(Extracted records)
--

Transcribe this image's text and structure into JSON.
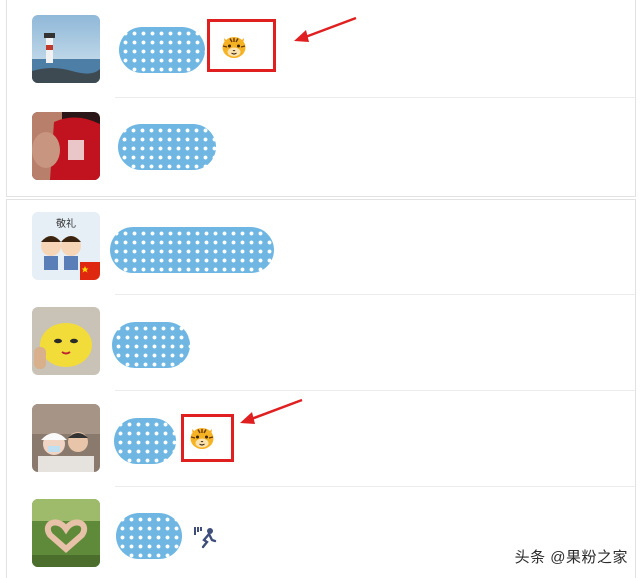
{
  "contacts": [
    {
      "avatar": "lighthouse-photo",
      "name": "",
      "emoji": "tiger-face",
      "highlighted": true
    },
    {
      "avatar": "man-red-shirt-photo",
      "name": "",
      "emoji": null,
      "highlighted": false
    },
    {
      "avatar": "cartoon-salute-with-flag",
      "name": "",
      "emoji": null,
      "highlighted": false,
      "avatar_caption": "敬礼"
    },
    {
      "avatar": "lemon-face-photo",
      "name": "",
      "emoji": null,
      "highlighted": false
    },
    {
      "avatar": "couple-selfie-photo",
      "name": "",
      "emoji": "tiger-face",
      "highlighted": true
    },
    {
      "avatar": "heart-hands-photo",
      "name": "",
      "emoji": "runner-icon",
      "highlighted": false
    }
  ],
  "annotation_color": "#e02020",
  "blur_color": "#6fb7e2",
  "watermark": "头条 @果粉之家"
}
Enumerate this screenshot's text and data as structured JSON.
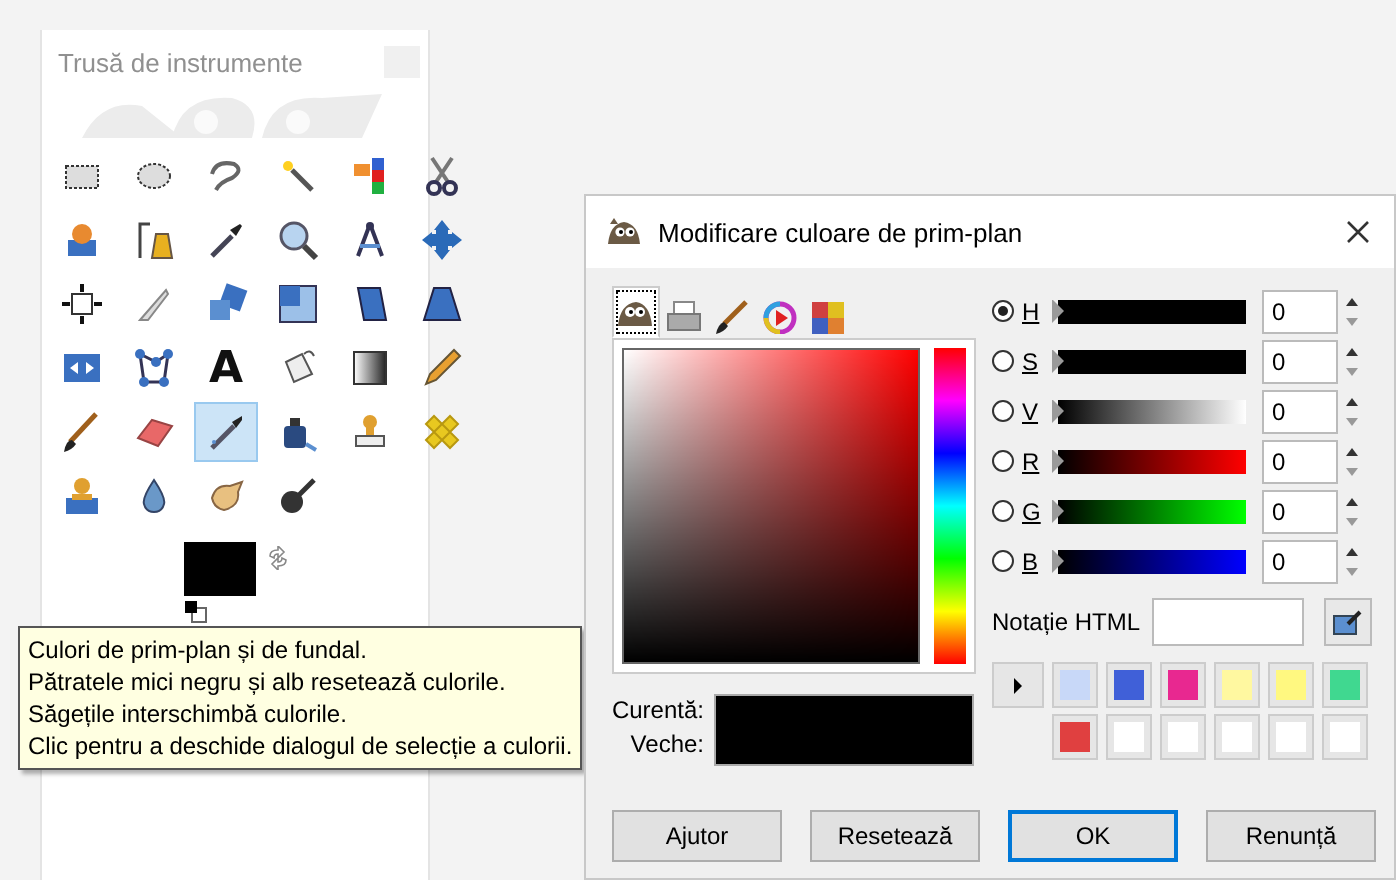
{
  "toolbox": {
    "title": "Trusă de instrumente",
    "tools": [
      {
        "selected": false
      },
      {
        "selected": false
      },
      {
        "selected": false
      },
      {
        "selected": false
      },
      {
        "selected": false
      },
      {
        "selected": false
      },
      {
        "selected": false
      },
      {
        "selected": false
      },
      {
        "selected": false
      },
      {
        "selected": false
      },
      {
        "selected": false
      },
      {
        "selected": false
      },
      {
        "selected": false
      },
      {
        "selected": false
      },
      {
        "selected": false
      },
      {
        "selected": false
      },
      {
        "selected": false
      },
      {
        "selected": false
      },
      {
        "selected": false
      },
      {
        "selected": false
      },
      {
        "selected": false,
        "glyph": "A"
      },
      {
        "selected": false
      },
      {
        "selected": false
      },
      {
        "selected": false
      },
      {
        "selected": false
      },
      {
        "selected": false
      },
      {
        "selected": true
      },
      {
        "selected": false
      },
      {
        "selected": false
      },
      {
        "selected": false
      },
      {
        "selected": false
      },
      {
        "selected": false
      },
      {
        "selected": false
      },
      {
        "selected": false
      }
    ],
    "color_swatches": [
      {
        "kind": "foreground",
        "color": "#000000"
      },
      {
        "kind": "background",
        "color": "#ffffff"
      }
    ]
  },
  "tooltip": {
    "lines": [
      "Culori de prim-plan și de fundal.",
      "Pătratele mici negru și alb resetează culorile.",
      "Săgețile interschimbă culorile.",
      "Clic pentru a deschide dialogul de selecție a culorii."
    ]
  },
  "dialog": {
    "title": "Modificare culoare de prim-plan",
    "tabs": [
      {
        "selected": true
      },
      {
        "selected": false
      },
      {
        "selected": false
      },
      {
        "selected": false
      },
      {
        "selected": false
      }
    ],
    "comparison": [
      {
        "label": "Curentă:",
        "color": "#000000"
      },
      {
        "label": "Veche:",
        "color": "#000000"
      }
    ],
    "channels": [
      {
        "label": "H",
        "selected": true,
        "kind": "hue",
        "level": 0,
        "value": "0"
      },
      {
        "label": "S",
        "selected": false,
        "kind": "saturation",
        "level": 0,
        "value": "0"
      },
      {
        "label": "V",
        "selected": false,
        "kind": "value",
        "level": 0,
        "value": "0"
      },
      {
        "label": "R",
        "selected": false,
        "kind": "red",
        "level": 0,
        "value": "0"
      },
      {
        "label": "G",
        "selected": false,
        "kind": "green",
        "level": 0,
        "value": "0"
      },
      {
        "label": "B",
        "selected": false,
        "kind": "blue",
        "level": 0,
        "value": "0"
      }
    ],
    "html_label": "Notație HTML",
    "history": [
      {
        "color": "#c8d8f8"
      },
      {
        "color": "#4060d8"
      },
      {
        "color": "#e82890"
      },
      {
        "color": "#fff8a0"
      },
      {
        "color": "#fff880"
      },
      {
        "color": "#40d890"
      },
      {
        "color": "#e04040"
      },
      {
        "color": "#ffffff"
      },
      {
        "color": "#ffffff"
      },
      {
        "color": "#ffffff"
      },
      {
        "color": "#ffffff"
      },
      {
        "color": "#ffffff"
      }
    ],
    "buttons": [
      {
        "label": "Ajutor",
        "default": false
      },
      {
        "label": "Resetează",
        "default": false
      },
      {
        "label": "OK",
        "default": true
      },
      {
        "label": "Renunță",
        "default": false
      }
    ]
  }
}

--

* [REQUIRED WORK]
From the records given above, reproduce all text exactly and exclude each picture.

* [EXERCISE OUTPUT]
Transcribe this image's text and structure into JSON.
{
  "contacts": [
    {
      "avatar": "lighthouse-photo",
      "name": "",
      "emoji": "tiger-face",
      "highlighted": true
    },
    {
      "avatar": "man-red-shirt-photo",
      "name": "",
      "emoji": null,
      "highlighted": false
    },
    {
      "avatar": "cartoon-salute-with-flag",
      "name": "",
      "emoji": null,
      "highlighted": false,
      "avatar_caption": "敬礼"
    },
    {
      "avatar": "lemon-face-photo",
      "name": "",
      "emoji": null,
      "highlighted": false
    },
    {
      "avatar": "couple-selfie-photo",
      "name": "",
      "emoji": "tiger-face",
      "highlighted": true
    },
    {
      "avatar": "heart-hands-photo",
      "name": "",
      "emoji": "runner-icon",
      "highlighted": false
    }
  ],
  "annotation_color": "#e02020",
  "blur_color": "#6fb7e2",
  "watermark": "头条 @果粉之家"
}
Enumerate this screenshot's text and data as structured JSON.
{
  "toolbox": {
    "title": "Trusă de instrumente",
    "tools": [
      {
        "selected": false
      },
      {
        "selected": false
      },
      {
        "selected": false
      },
      {
        "selected": false
      },
      {
        "selected": false
      },
      {
        "selected": false
      },
      {
        "selected": false
      },
      {
        "selected": false
      },
      {
        "selected": false
      },
      {
        "selected": false
      },
      {
        "selected": false
      },
      {
        "selected": false
      },
      {
        "selected": false
      },
      {
        "selected": false
      },
      {
        "selected": false
      },
      {
        "selected": false
      },
      {
        "selected": false
      },
      {
        "selected": false
      },
      {
        "selected": false
      },
      {
        "selected": false
      },
      {
        "selected": false,
        "glyph": "A"
      },
      {
        "selected": false
      },
      {
        "selected": false
      },
      {
        "selected": false
      },
      {
        "selected": false
      },
      {
        "selected": false
      },
      {
        "selected": true
      },
      {
        "selected": false
      },
      {
        "selected": false
      },
      {
        "selected": false
      },
      {
        "selected": false
      },
      {
        "selected": false
      },
      {
        "selected": false
      },
      {
        "selected": false
      }
    ],
    "color_swatches": [
      {
        "kind": "foreground",
        "color": "#000000"
      },
      {
        "kind": "background",
        "color": "#ffffff"
      }
    ]
  },
  "tooltip": {
    "lines": [
      "Culori de prim-plan și de fundal.",
      "Pătratele mici negru și alb resetează culorile.",
      "Săgețile interschimbă culorile.",
      "Clic pentru a deschide dialogul de selecție a culorii."
    ]
  },
  "dialog": {
    "title": "Modificare culoare de prim-plan",
    "tabs": [
      {
        "selected": true
      },
      {
        "selected": false
      },
      {
        "selected": false
      },
      {
        "selected": false
      },
      {
        "selected": false
      }
    ],
    "comparison": [
      {
        "label": "Curentă:",
        "color": "#000000"
      },
      {
        "label": "Veche:",
        "color": "#000000"
      }
    ],
    "channels": [
      {
        "label": "H",
        "selected": true,
        "kind": "hue",
        "level": 0,
        "value": "0"
      },
      {
        "label": "S",
        "selected": false,
        "kind": "saturation",
        "level": 0,
        "value": "0"
      },
      {
        "label": "V",
        "selected": false,
        "kind": "value",
        "level": 0,
        "value": "0"
      },
      {
        "label": "R",
        "selected": false,
        "kind": "red",
        "level": 0,
        "value": "0"
      },
      {
        "label": "G",
        "selected": false,
        "kind": "green",
        "level": 0,
        "value": "0"
      },
      {
        "label": "B",
        "selected": false,
        "kind": "blue",
        "level": 0,
        "value": "0"
      }
    ],
    "html_label": "Notație HTML",
    "history": [
      {
        "color": "#c8d8f8"
      },
      {
        "color": "#4060d8"
      },
      {
        "color": "#e82890"
      },
      {
        "color": "#fff8a0"
      },
      {
        "color": "#fff880"
      },
      {
        "color": "#40d890"
      },
      {
        "color": "#e04040"
      },
      {
        "color": "#ffffff"
      },
      {
        "color": "#ffffff"
      },
      {
        "color": "#ffffff"
      },
      {
        "color": "#ffffff"
      },
      {
        "color": "#ffffff"
      }
    ],
    "buttons": [
      {
        "label": "Ajutor",
        "default": false
      },
      {
        "label": "Resetează",
        "default": false
      },
      {
        "label": "OK",
        "default": true
      },
      {
        "label": "Renunță",
        "default": false
      }
    ]
  }
}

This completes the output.